Another reason for the disparity between South Korea and Italy is testing.
As of March 8, South Korea’s rate of testing for COVID-19 was 3,692 tests per million, while Italy’s stood at 826/million. That is why the White House and top U.S. medical officials and the Democrats both announced immediate, widespread testing in the States. Testing will identify those who carry the virus so they can receive medical care, yet reassure those who don’t, who in turn can get on with their lives.
When will there be a COVID-19 cure?
Stage one trials on humans began yesterday, March 16, in the U.S. Also, a breakthrough came last Friday when Toronto’s Sunnybrook Hospital announced it had isolated the virus, which will help lead to a vaccine. Now, scientists know what the enemy looks like. That said, it could a few months or a year to develop a vaccine. Until then, take precautions as noted above.
When will COVID-19 Stocks & Markets hit bottom?
As of this writing, Toronto and New York indices have plunged 30% from their peaks.
Yesterday, the DOW plunged 12.93%, its worst one-day loss ever.
The 2008-9 recession saw markets plummet 50%. It’s anyone’s guess, but I haven’t heard any analyst I know or in the media project lower than 50%. After yesterday’s closing bell, Goldman Sachs warned clients that the S&P could bottom at 2,000 by mid-year, which means a 41% plunge from record highs set only last month.
Based on what financial analysts I’ve read and heard and from those I’ve spoken to, I agree that we will bottom at 40%, but I won’t guess when. It comes down to one metric: the number of new cases, particularly the in the U.S. If American new American cases start declining, then investors will regain confidence and markets will bounce sharply. Europe and North America are now locking down and launching widespread testing.
The incubation period for the virus is two weeks, so I expect cases to increase—and pressure stocks down, but testing, public lockdowns and and public awareness to self-isolate should help contain the spread of COVID-19 after March. Keep an eye on new cases.
In what sector should I pick my COVID-19 Stocks to buy?
If your horizon is several years and you’re a buy-and-hold investor (not a trader) then consider utilities, REITs, payments, consumer stables and biotech stocks.
Utilities: With long-term contracts guaranteeing revenues and a growing ESG movement, names like Algonquin Power (Ross Healy loves this stock) will maintain their earnings and strong dividends.

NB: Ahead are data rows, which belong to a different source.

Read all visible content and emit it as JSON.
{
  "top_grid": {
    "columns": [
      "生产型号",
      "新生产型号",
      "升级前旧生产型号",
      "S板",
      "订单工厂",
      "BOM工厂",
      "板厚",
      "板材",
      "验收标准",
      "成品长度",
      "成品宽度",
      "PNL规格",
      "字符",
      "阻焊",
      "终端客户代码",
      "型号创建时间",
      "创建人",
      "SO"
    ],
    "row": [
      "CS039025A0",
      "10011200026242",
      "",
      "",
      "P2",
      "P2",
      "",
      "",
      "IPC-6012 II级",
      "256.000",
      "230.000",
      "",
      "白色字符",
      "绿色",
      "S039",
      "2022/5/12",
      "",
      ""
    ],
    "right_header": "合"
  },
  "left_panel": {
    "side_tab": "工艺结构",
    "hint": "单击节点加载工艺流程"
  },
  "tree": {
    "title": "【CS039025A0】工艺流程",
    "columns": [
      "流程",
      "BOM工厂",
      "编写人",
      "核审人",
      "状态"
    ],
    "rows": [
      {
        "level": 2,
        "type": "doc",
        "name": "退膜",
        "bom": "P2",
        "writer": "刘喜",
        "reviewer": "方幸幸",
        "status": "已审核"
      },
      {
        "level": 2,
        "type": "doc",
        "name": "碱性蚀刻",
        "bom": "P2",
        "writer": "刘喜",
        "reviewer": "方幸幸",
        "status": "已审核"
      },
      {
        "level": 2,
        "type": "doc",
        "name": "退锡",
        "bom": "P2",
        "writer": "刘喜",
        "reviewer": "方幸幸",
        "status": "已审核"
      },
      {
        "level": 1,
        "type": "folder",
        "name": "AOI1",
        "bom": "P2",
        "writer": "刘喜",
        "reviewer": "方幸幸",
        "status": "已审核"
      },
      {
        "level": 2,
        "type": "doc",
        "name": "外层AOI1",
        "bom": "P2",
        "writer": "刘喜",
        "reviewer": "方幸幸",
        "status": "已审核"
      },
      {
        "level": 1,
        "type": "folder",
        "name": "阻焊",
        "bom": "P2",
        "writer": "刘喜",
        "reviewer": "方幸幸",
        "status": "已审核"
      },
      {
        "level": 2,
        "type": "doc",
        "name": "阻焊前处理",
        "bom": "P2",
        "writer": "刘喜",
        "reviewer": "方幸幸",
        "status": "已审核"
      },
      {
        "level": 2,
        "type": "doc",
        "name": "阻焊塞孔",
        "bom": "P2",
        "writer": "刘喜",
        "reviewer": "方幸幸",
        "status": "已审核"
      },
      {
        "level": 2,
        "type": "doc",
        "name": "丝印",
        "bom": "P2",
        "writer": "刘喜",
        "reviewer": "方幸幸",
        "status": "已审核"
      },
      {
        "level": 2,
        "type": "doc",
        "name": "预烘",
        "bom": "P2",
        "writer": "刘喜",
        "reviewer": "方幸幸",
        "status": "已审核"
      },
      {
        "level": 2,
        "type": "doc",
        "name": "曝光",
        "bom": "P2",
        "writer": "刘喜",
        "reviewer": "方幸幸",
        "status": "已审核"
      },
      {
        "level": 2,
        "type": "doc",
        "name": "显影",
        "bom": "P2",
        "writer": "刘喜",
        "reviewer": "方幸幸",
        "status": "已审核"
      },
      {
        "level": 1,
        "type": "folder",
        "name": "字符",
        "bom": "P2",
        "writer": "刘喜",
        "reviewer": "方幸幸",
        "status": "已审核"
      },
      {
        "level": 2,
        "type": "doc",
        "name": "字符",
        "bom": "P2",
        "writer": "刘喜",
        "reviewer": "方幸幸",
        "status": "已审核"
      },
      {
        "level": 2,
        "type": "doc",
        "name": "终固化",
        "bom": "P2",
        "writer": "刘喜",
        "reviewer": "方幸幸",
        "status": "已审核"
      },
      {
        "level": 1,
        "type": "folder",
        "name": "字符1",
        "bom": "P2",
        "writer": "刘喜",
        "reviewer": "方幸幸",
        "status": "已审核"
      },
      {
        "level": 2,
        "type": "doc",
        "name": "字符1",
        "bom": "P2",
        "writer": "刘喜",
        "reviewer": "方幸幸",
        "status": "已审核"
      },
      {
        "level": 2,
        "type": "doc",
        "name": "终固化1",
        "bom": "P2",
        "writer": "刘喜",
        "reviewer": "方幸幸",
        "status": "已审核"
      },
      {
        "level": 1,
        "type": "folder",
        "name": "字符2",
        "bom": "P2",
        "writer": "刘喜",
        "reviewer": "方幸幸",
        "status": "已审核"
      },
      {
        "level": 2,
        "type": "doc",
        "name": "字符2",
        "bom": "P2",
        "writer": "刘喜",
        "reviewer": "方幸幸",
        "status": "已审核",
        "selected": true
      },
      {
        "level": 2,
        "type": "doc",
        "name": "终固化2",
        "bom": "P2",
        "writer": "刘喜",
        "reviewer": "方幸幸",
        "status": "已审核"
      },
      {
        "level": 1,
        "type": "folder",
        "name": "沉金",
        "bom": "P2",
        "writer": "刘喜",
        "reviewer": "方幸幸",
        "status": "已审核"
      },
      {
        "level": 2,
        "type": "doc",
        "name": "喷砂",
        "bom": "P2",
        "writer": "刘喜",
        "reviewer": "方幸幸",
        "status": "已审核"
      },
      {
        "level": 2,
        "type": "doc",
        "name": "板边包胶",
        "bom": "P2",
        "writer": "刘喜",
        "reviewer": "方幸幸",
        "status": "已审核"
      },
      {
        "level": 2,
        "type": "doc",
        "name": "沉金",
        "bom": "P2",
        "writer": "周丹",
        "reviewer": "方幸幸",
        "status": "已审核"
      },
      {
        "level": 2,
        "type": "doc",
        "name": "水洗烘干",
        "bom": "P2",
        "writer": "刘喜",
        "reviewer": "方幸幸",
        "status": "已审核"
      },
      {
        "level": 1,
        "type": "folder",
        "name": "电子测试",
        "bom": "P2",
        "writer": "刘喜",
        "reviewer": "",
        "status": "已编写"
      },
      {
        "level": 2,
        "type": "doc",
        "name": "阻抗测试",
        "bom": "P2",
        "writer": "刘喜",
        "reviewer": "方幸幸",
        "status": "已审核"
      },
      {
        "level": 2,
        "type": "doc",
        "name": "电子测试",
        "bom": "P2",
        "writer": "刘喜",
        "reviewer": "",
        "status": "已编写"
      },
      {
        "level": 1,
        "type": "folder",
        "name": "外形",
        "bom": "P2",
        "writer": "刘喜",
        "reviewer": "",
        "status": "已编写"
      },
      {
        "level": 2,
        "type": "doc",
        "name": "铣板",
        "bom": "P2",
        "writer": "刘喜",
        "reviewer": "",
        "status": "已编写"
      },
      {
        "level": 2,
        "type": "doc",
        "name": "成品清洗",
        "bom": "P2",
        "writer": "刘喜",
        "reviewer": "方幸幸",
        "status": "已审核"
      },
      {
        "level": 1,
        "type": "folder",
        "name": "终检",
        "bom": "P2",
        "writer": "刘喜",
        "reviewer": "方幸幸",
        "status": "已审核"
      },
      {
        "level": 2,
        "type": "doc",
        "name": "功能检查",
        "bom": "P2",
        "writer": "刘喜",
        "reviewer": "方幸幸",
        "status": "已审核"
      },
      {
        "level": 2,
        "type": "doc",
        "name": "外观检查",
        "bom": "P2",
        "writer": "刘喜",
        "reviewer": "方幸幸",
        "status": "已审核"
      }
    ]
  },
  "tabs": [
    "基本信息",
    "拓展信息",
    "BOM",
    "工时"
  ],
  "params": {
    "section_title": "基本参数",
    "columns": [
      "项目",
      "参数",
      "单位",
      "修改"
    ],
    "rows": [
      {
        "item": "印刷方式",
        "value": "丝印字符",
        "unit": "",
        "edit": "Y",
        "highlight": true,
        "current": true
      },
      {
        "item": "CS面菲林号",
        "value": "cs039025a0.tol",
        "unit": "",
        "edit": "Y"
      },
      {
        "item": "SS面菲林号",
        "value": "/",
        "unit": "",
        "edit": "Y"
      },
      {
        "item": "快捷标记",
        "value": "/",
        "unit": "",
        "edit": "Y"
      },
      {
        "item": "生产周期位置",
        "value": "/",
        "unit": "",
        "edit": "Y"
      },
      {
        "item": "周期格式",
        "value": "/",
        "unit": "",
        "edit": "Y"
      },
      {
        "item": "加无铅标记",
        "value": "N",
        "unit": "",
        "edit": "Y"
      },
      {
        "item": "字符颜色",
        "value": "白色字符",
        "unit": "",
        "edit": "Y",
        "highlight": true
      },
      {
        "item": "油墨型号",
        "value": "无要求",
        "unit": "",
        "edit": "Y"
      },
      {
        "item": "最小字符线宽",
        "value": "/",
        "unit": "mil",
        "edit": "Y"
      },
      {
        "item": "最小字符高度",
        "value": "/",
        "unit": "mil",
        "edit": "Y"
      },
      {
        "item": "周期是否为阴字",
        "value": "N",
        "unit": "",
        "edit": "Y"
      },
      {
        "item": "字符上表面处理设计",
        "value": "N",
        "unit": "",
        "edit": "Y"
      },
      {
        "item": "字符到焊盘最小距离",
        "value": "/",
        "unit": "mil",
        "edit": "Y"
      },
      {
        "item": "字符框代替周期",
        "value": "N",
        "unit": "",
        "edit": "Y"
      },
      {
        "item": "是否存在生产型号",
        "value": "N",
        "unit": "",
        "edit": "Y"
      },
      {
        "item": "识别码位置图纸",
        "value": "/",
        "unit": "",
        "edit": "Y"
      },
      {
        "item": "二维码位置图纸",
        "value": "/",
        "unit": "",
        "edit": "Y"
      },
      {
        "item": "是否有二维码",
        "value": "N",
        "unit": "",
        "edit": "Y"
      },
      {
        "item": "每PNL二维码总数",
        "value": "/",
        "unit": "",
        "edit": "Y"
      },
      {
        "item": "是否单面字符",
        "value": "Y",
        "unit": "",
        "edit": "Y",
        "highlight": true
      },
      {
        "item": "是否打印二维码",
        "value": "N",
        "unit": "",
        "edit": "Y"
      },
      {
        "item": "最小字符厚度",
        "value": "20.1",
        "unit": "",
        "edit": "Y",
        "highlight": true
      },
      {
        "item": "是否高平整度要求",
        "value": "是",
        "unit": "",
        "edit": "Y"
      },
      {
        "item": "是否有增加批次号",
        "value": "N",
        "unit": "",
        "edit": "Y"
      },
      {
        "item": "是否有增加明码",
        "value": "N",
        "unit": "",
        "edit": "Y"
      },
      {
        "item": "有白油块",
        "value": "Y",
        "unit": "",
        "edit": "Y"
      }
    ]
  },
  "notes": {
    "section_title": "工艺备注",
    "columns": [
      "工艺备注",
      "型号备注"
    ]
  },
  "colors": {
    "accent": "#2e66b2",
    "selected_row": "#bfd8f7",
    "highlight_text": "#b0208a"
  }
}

REITs: Apartment demand will remain strong in markets like Vancouver and Toronto, regardless of the outcome of COVID-19. CAP REIT has had a tremendous run, and hasn’t fallen much during this brutal bear market. However, I can’t recommend mall REITs as strongly, as consumers stay home and buy on e-commerce.
Payments: Visa and Mastercard have performed relatively well, not falling as far as the benchmarks during most days, yet spiking higher on buying days. Because consumers are staying home, the overall number of purchases will take a hit this quarter (despite online shopping), but I expect pent-up demand to coincide with the warm spring weather that will come. In other words, I expect cases to level off in the U.S. and markets to bounce back.
Consumer staples: Cinemas, basketball games, even restaurants and bars are closing for the next few weeks, but grocers will remain open and are seeing long line-ups as people stock up on goods. Since Friday, Loblaw has soared $10 and is spiking 7% to almost $70 as I write.
Biotech: Actually, it’s a little late getting into this space and it’s bit of a lottery to pick which company will be the first to bring a proven COVID-19 vaccine to the world. That said, Regeneron is as good as any. Partnering with France’s Sanofi, Regeneron just announced it’s testing an anti-COVID-19 drug in 16 U.S. cities.
What COVID-19 Stocks sectors should I avoid?
Oil: The oil shock. Period.
Cannabis: Would have been down without the virus.
Travel (cruiselines): Hotels and airlines will be massacred this quarter, but once the rebound comes, businesspeople will travel and folks will vacation. If you hold hotels or airlines, keep holding. However, travelers won’t rush back to cruiselines, because they’ve proven themselves to be floating petri dishes of bacteria.
(Disclosure: I own Algonquin Power and Visa.)